### [Task item]
Every entry, start to finish, should be printed verbatim without pictures.

*****

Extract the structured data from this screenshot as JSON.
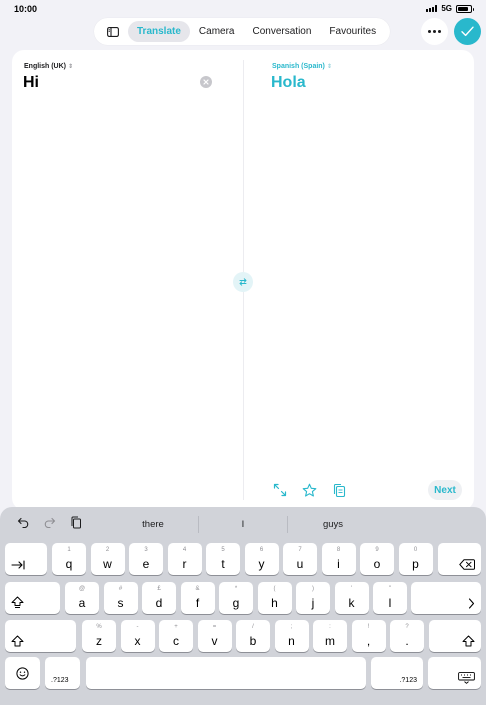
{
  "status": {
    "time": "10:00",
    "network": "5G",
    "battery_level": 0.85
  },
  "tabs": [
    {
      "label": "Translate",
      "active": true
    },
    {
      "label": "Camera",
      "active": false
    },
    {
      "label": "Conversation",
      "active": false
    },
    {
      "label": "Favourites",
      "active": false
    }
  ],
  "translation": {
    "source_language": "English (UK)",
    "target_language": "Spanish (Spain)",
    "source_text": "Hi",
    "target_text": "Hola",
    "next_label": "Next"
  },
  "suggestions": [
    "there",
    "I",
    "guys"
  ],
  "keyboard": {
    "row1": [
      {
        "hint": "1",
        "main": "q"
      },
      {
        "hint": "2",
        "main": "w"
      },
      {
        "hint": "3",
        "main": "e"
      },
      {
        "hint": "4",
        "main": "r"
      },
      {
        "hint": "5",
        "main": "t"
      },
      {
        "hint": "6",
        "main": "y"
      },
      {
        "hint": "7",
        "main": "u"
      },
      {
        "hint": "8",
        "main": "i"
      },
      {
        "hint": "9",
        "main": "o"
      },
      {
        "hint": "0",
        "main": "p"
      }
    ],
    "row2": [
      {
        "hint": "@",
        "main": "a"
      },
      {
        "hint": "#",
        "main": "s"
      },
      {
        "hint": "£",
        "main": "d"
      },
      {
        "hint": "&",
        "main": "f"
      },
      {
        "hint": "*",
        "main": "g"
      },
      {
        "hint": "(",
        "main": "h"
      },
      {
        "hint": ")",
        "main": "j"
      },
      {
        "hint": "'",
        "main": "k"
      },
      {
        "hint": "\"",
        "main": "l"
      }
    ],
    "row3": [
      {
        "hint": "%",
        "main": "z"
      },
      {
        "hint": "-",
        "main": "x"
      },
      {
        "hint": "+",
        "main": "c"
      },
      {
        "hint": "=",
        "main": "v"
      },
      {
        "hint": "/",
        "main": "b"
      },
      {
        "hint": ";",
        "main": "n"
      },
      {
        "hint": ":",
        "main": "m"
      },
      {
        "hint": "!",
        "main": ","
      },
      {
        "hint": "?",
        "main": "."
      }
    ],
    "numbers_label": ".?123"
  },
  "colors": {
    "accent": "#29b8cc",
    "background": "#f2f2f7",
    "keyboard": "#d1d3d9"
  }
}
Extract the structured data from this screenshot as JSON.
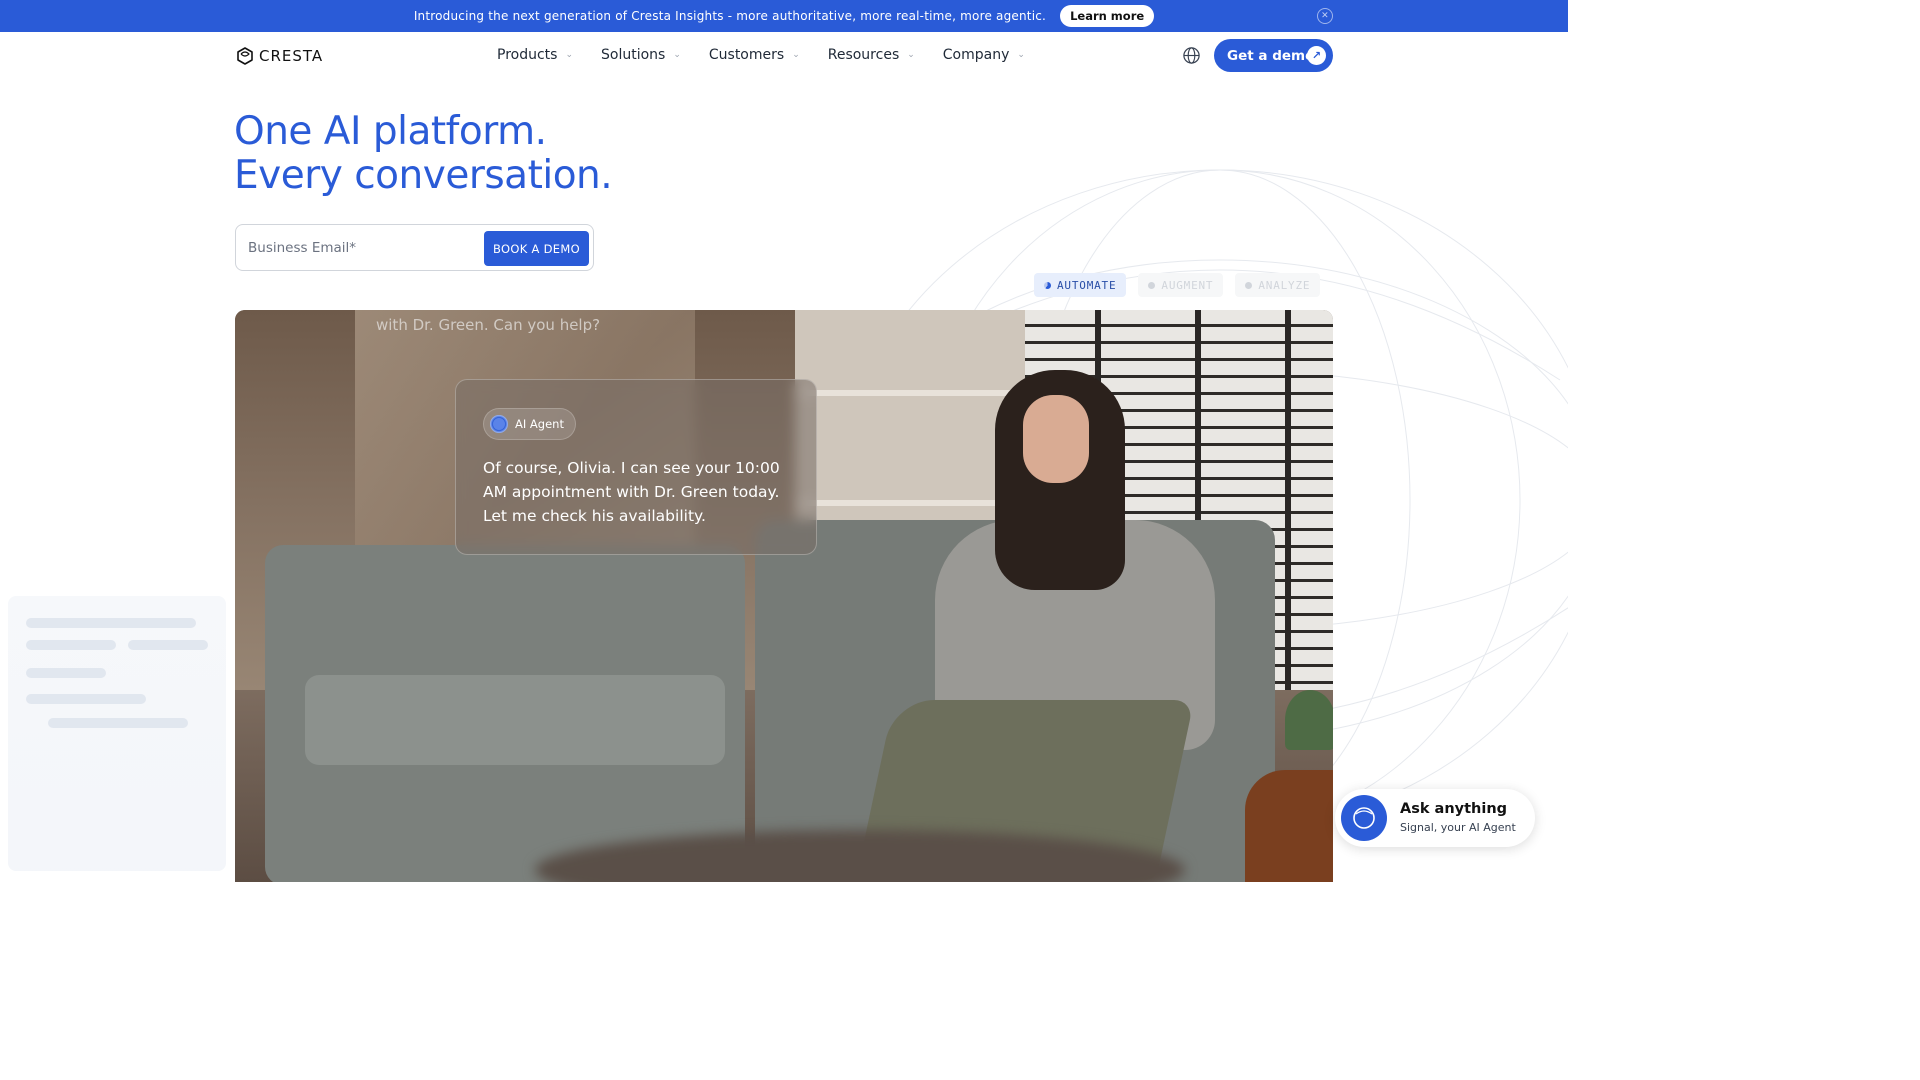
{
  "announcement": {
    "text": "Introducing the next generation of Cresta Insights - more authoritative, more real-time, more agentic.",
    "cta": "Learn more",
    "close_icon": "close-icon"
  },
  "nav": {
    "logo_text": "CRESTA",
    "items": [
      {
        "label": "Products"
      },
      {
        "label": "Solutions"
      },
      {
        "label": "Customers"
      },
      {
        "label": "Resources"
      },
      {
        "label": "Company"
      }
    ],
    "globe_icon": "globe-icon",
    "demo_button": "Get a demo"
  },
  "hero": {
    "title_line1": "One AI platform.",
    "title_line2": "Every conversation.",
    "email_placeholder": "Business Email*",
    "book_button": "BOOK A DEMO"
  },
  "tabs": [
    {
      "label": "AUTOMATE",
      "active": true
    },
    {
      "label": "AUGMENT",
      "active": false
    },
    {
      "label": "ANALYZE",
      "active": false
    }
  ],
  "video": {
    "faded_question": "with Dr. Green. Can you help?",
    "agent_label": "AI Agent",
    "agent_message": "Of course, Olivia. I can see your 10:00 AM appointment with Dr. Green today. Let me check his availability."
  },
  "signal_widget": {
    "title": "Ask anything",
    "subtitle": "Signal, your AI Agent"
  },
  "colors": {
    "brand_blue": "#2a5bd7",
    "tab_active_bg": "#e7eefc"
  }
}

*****

### [Solution to this exercise]
Extract the structured data from this screenshot as JSON.
{
  "status": {
    "time": "10:00",
    "network": "5G",
    "battery_level": 0.85
  },
  "tabs": [
    {
      "label": "Translate",
      "active": true
    },
    {
      "label": "Camera",
      "active": false
    },
    {
      "label": "Conversation",
      "active": false
    },
    {
      "label": "Favourites",
      "active": false
    }
  ],
  "translation": {
    "source_language": "English (UK)",
    "target_language": "Spanish (Spain)",
    "source_text": "Hi",
    "target_text": "Hola",
    "next_label": "Next"
  },
  "suggestions": [
    "there",
    "I",
    "guys"
  ],
  "keyboard": {
    "row1": [
      {
        "hint": "1",
        "main": "q"
      },
      {
        "hint": "2",
        "main": "w"
      },
      {
        "hint": "3",
        "main": "e"
      },
      {
        "hint": "4",
        "main": "r"
      },
      {
        "hint": "5",
        "main": "t"
      },
      {
        "hint": "6",
        "main": "y"
      },
      {
        "hint": "7",
        "main": "u"
      },
      {
        "hint": "8",
        "main": "i"
      },
      {
        "hint": "9",
        "main": "o"
      },
      {
        "hint": "0",
        "main": "p"
      }
    ],
    "row2": [
      {
        "hint": "@",
        "main": "a"
      },
      {
        "hint": "#",
        "main": "s"
      },
      {
        "hint": "£",
        "main": "d"
      },
      {
        "hint": "&",
        "main": "f"
      },
      {
        "hint": "*",
        "main": "g"
      },
      {
        "hint": "(",
        "main": "h"
      },
      {
        "hint": ")",
        "main": "j"
      },
      {
        "hint": "'",
        "main": "k"
      },
      {
        "hint": "\"",
        "main": "l"
      }
    ],
    "row3": [
      {
        "hint": "%",
        "main": "z"
      },
      {
        "hint": "-",
        "main": "x"
      },
      {
        "hint": "+",
        "main": "c"
      },
      {
        "hint": "=",
        "main": "v"
      },
      {
        "hint": "/",
        "main": "b"
      },
      {
        "hint": ";",
        "main": "n"
      },
      {
        "hint": ":",
        "main": "m"
      },
      {
        "hint": "!",
        "main": ","
      },
      {
        "hint": "?",
        "main": "."
      }
    ],
    "numbers_label": ".?123"
  },
  "colors": {
    "accent": "#29b8cc",
    "background": "#f2f2f7",
    "keyboard": "#d1d3d9"
  }
}
Extract the structured data from this screenshot as JSON.
{
  "announcement": {
    "text": "Introducing the next generation of Cresta Insights - more authoritative, more real-time, more agentic.",
    "cta": "Learn more",
    "close_icon": "close-icon"
  },
  "nav": {
    "logo_text": "CRESTA",
    "items": [
      {
        "label": "Products"
      },
      {
        "label": "Solutions"
      },
      {
        "label": "Customers"
      },
      {
        "label": "Resources"
      },
      {
        "label": "Company"
      }
    ],
    "globe_icon": "globe-icon",
    "demo_button": "Get a demo"
  },
  "hero": {
    "title_line1": "One AI platform.",
    "title_line2": "Every conversation.",
    "email_placeholder": "Business Email*",
    "book_button": "BOOK A DEMO"
  },
  "tabs": [
    {
      "label": "AUTOMATE",
      "active": true
    },
    {
      "label": "AUGMENT",
      "active": false
    },
    {
      "label": "ANALYZE",
      "active": false
    }
  ],
  "video": {
    "faded_question": "with Dr. Green. Can you help?",
    "agent_label": "AI Agent",
    "agent_message": "Of course, Olivia. I can see your 10:00 AM appointment with Dr. Green today. Let me check his availability."
  },
  "signal_widget": {
    "title": "Ask anything",
    "subtitle": "Signal, your AI Agent"
  },
  "colors": {
    "brand_blue": "#2a5bd7",
    "tab_active_bg": "#e7eefc"
  }
}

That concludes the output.